The Americans are preparing for the 2020 elections, overshadowed by the impeachment inquiry into Donald Trump. It appears that the investigation will serve as background music to the elections. This tune is the beginning of America's new civil war. This one, however, has a transnational aspect because it closely concerns U.S. foreign policy, such as disputes over trade wars, chaos in the Middle East and NATO.
During the Cold War, the geopolitical rivalry was between the U.S. and the Soviet Union. China was the “weak link”. In the early 70s, China was distanced from the Soviet Union by U.S. President Richard Nixon and National Security Advisor Henry Kissinger. Today, China represents another Soviet Union for the U.S., while Russia is the weak link.
For American strategists, the "China-Russia alliance" is a geopolitical goal that should never be achieved. According to these strategists, it would be more beneficial for the U.S. to focus on the east if Russia is satisfied with the Ukraine issue. Because even if China and Russia appear to be in cahoots against the U.S., this partnership is not as clearly cut as it seems.
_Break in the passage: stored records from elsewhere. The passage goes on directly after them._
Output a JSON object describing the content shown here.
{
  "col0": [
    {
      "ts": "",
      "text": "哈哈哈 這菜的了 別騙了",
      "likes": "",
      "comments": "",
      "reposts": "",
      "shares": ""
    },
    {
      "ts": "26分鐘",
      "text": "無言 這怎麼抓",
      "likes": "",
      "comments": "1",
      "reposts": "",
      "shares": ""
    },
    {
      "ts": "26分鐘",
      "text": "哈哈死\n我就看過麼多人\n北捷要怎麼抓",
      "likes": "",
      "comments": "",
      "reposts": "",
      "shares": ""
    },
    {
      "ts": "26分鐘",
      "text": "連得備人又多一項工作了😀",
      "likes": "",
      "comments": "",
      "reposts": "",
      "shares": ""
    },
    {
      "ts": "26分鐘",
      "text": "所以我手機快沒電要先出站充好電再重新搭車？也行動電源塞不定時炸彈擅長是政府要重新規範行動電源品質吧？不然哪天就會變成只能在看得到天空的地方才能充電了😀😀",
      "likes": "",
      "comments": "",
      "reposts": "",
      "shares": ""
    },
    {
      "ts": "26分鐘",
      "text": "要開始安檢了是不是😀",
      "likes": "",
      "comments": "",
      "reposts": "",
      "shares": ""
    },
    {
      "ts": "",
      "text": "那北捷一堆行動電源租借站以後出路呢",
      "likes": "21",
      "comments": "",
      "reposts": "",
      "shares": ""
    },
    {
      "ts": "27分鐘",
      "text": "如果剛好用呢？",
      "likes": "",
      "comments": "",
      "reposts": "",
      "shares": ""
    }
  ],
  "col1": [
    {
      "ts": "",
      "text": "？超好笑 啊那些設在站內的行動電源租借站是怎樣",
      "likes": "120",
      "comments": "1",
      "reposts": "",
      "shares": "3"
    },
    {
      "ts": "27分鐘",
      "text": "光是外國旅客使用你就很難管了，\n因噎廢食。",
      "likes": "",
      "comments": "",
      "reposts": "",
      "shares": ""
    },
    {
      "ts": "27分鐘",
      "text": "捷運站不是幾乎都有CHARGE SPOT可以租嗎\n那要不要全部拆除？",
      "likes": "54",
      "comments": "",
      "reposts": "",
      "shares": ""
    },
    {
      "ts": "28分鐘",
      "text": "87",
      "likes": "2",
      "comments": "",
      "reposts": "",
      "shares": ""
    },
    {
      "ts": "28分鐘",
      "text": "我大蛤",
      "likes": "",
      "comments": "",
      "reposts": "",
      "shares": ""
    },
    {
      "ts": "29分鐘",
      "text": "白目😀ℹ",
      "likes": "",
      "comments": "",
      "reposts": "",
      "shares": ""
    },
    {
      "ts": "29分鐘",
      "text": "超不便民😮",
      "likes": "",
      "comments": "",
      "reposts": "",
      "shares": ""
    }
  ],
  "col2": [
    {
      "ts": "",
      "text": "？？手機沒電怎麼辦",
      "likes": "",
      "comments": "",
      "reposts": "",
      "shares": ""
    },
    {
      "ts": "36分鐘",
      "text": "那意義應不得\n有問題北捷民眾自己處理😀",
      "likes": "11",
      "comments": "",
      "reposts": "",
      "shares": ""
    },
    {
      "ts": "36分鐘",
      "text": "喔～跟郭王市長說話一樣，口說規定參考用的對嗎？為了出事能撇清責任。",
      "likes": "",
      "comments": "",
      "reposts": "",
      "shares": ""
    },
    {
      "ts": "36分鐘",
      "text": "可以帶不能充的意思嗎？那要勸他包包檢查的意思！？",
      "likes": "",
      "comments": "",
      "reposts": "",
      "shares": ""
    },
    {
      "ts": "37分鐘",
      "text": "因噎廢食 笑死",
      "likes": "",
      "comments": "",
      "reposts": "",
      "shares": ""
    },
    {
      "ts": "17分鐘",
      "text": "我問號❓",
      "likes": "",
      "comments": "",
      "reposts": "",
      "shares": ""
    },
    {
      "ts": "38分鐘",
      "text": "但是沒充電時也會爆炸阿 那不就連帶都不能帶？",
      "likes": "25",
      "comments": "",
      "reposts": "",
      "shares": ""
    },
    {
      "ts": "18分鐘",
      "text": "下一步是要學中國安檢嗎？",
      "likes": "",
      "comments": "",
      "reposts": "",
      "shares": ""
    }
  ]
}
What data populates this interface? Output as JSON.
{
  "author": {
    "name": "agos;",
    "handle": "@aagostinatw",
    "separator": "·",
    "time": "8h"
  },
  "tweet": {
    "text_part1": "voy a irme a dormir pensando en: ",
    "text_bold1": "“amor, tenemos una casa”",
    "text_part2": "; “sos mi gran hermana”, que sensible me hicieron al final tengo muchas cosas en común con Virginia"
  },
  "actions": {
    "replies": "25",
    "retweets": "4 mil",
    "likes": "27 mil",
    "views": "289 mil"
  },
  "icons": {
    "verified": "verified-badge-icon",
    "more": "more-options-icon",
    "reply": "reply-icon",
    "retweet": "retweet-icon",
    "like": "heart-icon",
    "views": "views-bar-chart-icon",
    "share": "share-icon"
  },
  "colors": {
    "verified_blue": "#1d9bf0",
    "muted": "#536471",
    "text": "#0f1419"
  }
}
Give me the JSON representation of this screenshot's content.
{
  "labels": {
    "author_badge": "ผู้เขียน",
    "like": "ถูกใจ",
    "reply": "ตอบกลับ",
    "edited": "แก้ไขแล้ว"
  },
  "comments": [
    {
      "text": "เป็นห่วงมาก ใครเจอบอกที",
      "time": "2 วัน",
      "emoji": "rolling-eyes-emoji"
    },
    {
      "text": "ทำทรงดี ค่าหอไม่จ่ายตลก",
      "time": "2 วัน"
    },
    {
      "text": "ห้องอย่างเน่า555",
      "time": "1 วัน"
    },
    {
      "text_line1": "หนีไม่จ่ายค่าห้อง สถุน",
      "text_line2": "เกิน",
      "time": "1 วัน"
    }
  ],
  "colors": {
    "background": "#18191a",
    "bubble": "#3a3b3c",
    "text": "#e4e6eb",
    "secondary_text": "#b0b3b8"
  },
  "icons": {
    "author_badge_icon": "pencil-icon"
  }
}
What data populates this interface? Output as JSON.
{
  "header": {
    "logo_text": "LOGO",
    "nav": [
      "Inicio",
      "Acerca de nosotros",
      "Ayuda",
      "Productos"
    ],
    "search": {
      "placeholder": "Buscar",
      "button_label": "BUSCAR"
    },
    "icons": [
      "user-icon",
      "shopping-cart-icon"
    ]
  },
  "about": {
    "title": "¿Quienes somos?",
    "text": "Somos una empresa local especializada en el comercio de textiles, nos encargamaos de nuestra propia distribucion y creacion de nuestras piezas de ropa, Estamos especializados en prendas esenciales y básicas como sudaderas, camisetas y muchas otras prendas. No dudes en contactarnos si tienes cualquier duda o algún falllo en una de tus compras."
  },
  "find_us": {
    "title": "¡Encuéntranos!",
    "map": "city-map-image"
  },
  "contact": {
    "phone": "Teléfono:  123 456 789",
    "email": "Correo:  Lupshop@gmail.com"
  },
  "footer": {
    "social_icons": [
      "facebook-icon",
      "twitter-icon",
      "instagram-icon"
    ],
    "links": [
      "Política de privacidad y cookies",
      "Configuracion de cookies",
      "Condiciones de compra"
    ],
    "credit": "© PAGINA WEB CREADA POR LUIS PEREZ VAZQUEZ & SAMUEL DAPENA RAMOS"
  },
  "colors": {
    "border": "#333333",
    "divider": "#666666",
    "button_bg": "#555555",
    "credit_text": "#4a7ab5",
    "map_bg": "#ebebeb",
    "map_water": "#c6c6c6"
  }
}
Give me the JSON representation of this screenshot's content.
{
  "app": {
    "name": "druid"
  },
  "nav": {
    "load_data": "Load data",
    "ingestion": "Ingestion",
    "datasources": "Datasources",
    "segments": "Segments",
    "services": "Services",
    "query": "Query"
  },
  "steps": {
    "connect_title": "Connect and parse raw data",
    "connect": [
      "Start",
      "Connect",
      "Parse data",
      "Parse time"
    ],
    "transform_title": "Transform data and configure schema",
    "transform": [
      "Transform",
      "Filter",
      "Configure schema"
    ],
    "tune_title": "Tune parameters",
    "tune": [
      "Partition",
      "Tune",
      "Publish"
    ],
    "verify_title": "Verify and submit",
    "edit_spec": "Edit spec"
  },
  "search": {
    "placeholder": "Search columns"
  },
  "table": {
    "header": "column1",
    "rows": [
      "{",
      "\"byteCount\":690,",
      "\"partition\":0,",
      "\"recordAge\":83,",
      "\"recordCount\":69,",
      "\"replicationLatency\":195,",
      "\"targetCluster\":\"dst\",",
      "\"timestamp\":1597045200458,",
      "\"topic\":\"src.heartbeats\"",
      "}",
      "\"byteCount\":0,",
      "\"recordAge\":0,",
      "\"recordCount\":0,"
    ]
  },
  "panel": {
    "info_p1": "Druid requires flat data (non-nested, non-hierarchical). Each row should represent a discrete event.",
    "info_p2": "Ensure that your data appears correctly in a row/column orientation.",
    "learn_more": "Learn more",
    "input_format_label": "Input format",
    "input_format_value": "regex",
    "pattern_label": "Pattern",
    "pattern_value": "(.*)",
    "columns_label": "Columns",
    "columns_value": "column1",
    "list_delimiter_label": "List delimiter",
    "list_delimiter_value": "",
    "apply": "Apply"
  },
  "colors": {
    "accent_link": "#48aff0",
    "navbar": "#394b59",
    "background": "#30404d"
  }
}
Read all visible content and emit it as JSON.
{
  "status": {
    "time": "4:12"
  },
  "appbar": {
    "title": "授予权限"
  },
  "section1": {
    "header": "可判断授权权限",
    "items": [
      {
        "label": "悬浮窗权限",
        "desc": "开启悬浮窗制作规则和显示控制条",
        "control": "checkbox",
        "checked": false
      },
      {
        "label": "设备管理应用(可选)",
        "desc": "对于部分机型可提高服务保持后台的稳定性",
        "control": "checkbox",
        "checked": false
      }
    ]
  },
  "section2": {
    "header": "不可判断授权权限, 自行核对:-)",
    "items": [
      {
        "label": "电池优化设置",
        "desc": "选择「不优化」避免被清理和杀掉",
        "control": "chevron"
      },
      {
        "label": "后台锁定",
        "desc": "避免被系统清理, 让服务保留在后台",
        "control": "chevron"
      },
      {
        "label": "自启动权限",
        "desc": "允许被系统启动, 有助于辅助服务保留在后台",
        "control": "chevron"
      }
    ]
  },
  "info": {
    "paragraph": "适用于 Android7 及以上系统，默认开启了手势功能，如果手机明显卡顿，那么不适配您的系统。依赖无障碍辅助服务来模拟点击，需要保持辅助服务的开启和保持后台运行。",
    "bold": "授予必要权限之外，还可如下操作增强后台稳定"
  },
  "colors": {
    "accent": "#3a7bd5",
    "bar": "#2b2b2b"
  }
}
Actually, the fact that George Soros, the liberal billionaire fund manager, who is seen as the enemy of Trump, makes statements supporting Trump's trade wars with China is a reflection of this thesis. In 2017, Trump signed a decree to withdraw the U.S. from the multilateral Trans-Pacific Partnership agreement, the product of China's containment policy. Later, however, Trump also gave signs that he wanted to return to this partnership.
Trump promised to withdraw the U.S. from the “endless wars” in the Middle East. Trump did not take a determined stance on this issue either. We have seen how violently the resident elites in Washington reacted to Trump's attempt to withdraw troops from northern Syria. I understand that, for these elites, it is more important that the Middle East remains unstable. There is Syria to the west and Pakistan to the east of the geopolitical area, one end of which goes to Kazakhstan and the other to Yemen in the south. It is not in vain that this field is the area of activity of Centcom, the U.S. Central Forces Command.
This line appears to be a roadblock hindering China's progress in Eurasia on the north/south axis. Energy resources, which play an important role in China's economic growth, are largely located in this region. It is important to have energy resources, but it is more important to control the flow maps of energy. Do Americans, who see China as the biggest rival for the U.S., want this region to stabilize in favor of China? The question to be asked at this point will be “which stability?”. If there is no stability in favor of the U.S., of course, this region will be made unstable for China. This region is of critical importance for China's “new silk road” project, which extends to London. This project is capable of confining the U.S. to its continent. Therefore, the undermining of the project will be in the interest of Washington.
The broad Middle East basin is a vital area of geopolitical rivalry for the U.S., EU, China and Russia. The stability strategies of these forces for the greater Middle East contradict each other. However, at a time when the global system is in a crisis, we must state that these forces are also politically divided. These divisions, which reflect the contradiction of “globalists” and “nation-states,” are undoubtedly closely tied to the fate of all elections.
The elections to be held in the U.S. in 2020 are also crucial because they embody all these contradictions. Another important question is whether the Greater Middle East will continue to be the object of the “Great Game,” where great powers play. The crisis in the world system is deepening and decision time is fast approaching. Do the local powers in the Greater Middle East have any stabilization strategies for this region? This is the topic that should be occupying the minds of our intellectuals and policy makers. Chaos or order, conflict or reconciliation, to die or to be resurrected, which one?